**WHAT IS NEEDED:** Only the lines holding the word "감사합니다" are wanted; copy each of them from the listing.

**** EXTRACTED RECORDS ****

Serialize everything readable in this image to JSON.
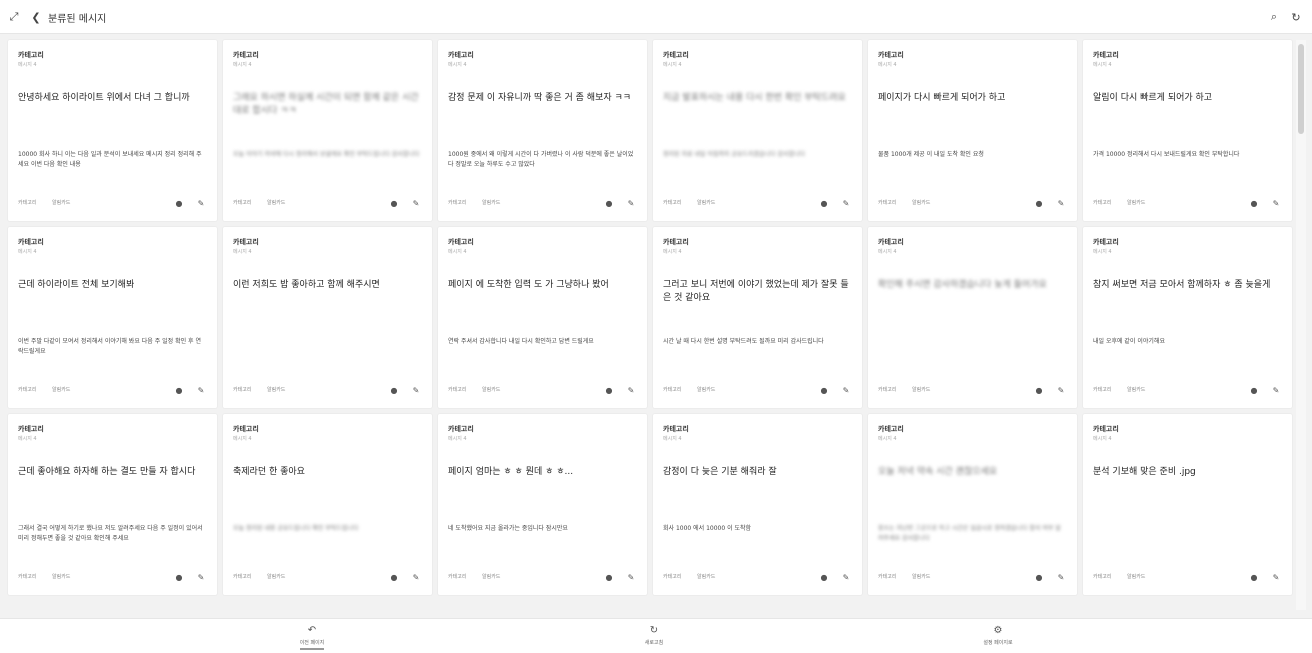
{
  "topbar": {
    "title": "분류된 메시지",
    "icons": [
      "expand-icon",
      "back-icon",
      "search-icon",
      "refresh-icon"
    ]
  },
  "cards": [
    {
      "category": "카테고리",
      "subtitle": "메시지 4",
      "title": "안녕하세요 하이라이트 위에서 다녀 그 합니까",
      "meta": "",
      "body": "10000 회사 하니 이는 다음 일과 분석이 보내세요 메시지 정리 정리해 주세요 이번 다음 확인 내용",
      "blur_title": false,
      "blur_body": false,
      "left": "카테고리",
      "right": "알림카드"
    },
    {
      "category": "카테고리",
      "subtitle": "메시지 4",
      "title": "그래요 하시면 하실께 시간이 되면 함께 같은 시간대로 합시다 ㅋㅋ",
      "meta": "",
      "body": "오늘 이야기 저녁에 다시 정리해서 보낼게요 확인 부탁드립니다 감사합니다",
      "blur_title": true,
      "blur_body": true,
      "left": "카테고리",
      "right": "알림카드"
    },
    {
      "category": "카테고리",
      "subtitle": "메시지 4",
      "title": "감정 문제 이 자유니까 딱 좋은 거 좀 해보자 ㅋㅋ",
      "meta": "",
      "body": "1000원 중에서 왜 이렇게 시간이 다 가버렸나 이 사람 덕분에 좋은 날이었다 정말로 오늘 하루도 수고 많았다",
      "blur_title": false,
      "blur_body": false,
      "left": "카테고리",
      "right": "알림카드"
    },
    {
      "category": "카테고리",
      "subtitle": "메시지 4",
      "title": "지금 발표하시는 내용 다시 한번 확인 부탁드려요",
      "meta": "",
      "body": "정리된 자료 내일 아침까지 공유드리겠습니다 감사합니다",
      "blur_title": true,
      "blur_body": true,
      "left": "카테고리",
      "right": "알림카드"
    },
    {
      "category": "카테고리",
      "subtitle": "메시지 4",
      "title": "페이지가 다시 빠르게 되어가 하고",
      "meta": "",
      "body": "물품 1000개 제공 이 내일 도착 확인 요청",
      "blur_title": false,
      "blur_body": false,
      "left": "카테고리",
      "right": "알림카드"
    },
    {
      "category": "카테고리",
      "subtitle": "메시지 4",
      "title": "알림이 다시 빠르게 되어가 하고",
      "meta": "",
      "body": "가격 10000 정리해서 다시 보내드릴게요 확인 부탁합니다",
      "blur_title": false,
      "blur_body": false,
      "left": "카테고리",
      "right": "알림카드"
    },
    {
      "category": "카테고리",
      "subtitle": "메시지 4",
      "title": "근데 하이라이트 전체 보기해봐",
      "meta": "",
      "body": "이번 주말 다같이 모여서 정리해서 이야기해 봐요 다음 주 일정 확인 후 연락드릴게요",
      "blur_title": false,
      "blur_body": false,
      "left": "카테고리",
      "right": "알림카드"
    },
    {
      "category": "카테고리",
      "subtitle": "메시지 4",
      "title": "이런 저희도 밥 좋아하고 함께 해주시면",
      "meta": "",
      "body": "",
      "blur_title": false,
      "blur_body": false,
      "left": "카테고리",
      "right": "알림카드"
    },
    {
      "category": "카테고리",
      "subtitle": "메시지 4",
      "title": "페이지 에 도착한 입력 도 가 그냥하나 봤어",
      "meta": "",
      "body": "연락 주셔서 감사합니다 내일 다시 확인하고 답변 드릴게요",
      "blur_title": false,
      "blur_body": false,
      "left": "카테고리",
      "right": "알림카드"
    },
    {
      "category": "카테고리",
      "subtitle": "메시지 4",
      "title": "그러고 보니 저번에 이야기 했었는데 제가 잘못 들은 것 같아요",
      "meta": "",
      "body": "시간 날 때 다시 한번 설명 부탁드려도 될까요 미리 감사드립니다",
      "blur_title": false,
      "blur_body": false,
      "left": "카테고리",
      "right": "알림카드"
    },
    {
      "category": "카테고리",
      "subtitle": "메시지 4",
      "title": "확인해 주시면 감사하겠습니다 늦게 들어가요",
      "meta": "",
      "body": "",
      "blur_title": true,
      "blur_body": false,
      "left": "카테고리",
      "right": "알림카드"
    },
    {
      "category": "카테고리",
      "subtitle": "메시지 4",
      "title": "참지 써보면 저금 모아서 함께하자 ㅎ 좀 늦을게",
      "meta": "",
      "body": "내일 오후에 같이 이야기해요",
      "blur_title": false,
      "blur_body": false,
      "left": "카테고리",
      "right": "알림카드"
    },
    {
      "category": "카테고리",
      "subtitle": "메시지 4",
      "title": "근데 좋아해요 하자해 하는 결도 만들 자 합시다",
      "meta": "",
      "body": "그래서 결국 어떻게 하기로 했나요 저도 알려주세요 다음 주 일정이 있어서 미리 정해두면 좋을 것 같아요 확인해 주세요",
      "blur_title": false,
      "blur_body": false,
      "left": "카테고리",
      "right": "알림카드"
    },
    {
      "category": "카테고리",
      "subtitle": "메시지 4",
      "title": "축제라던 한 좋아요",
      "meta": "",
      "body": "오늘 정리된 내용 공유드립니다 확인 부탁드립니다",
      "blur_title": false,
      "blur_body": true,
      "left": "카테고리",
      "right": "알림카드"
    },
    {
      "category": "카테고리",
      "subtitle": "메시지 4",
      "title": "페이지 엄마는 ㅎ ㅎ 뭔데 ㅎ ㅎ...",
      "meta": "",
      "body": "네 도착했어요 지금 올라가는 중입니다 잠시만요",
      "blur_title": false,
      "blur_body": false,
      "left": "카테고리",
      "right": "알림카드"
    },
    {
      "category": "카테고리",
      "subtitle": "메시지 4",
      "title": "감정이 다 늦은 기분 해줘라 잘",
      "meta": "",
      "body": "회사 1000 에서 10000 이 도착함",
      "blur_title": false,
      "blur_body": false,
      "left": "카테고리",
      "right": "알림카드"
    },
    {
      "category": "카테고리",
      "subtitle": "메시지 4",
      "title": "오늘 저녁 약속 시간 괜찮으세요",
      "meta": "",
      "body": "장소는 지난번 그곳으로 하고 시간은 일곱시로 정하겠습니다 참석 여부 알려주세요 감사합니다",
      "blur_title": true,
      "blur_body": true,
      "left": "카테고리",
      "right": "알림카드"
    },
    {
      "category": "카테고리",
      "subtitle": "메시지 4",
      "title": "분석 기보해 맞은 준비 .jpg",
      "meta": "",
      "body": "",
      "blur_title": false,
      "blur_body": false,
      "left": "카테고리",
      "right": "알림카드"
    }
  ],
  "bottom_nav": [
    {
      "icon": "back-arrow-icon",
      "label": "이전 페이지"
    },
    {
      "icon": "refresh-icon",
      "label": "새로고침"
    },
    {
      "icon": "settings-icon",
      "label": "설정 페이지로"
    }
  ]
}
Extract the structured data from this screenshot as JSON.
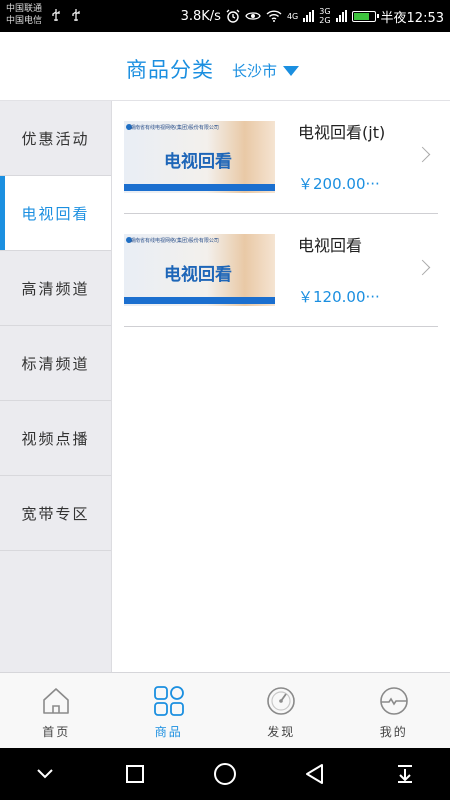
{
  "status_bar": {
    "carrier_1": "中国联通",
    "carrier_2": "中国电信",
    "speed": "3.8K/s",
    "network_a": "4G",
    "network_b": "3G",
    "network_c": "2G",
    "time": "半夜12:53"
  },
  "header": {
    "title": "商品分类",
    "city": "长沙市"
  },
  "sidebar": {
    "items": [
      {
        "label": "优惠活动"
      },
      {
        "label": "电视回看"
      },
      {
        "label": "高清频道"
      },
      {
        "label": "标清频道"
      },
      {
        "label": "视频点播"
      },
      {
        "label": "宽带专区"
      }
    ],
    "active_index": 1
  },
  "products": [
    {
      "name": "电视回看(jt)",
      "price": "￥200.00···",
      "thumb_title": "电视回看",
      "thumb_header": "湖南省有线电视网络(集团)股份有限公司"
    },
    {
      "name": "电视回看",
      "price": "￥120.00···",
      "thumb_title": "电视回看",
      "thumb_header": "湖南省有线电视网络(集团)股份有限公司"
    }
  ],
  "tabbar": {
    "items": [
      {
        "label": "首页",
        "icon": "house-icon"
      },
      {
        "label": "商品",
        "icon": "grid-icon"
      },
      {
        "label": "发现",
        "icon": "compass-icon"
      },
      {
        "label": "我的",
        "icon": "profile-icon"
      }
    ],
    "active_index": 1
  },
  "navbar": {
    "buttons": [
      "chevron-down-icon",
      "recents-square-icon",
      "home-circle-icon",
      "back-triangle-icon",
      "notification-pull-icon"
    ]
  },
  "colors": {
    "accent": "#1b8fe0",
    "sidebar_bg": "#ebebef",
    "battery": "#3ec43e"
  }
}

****

**YOUR SOLUTION:**
      "body": "오늘 이야기 저녁에 다시 정리해서 보낼게요 확인 부탁드립니다 감사합니다",
      "body": "정리된 자료 내일 아침까지 공유드리겠습니다 감사합니다",
      "body": "연락 주셔서 감사합니다 내일 다시 확인하고 답변 드릴게요",
      "body": "장소는 지난번 그곳으로 하고 시간은 일곱시로 정하겠습니다 참석 여부 알려주세요 감사합니다",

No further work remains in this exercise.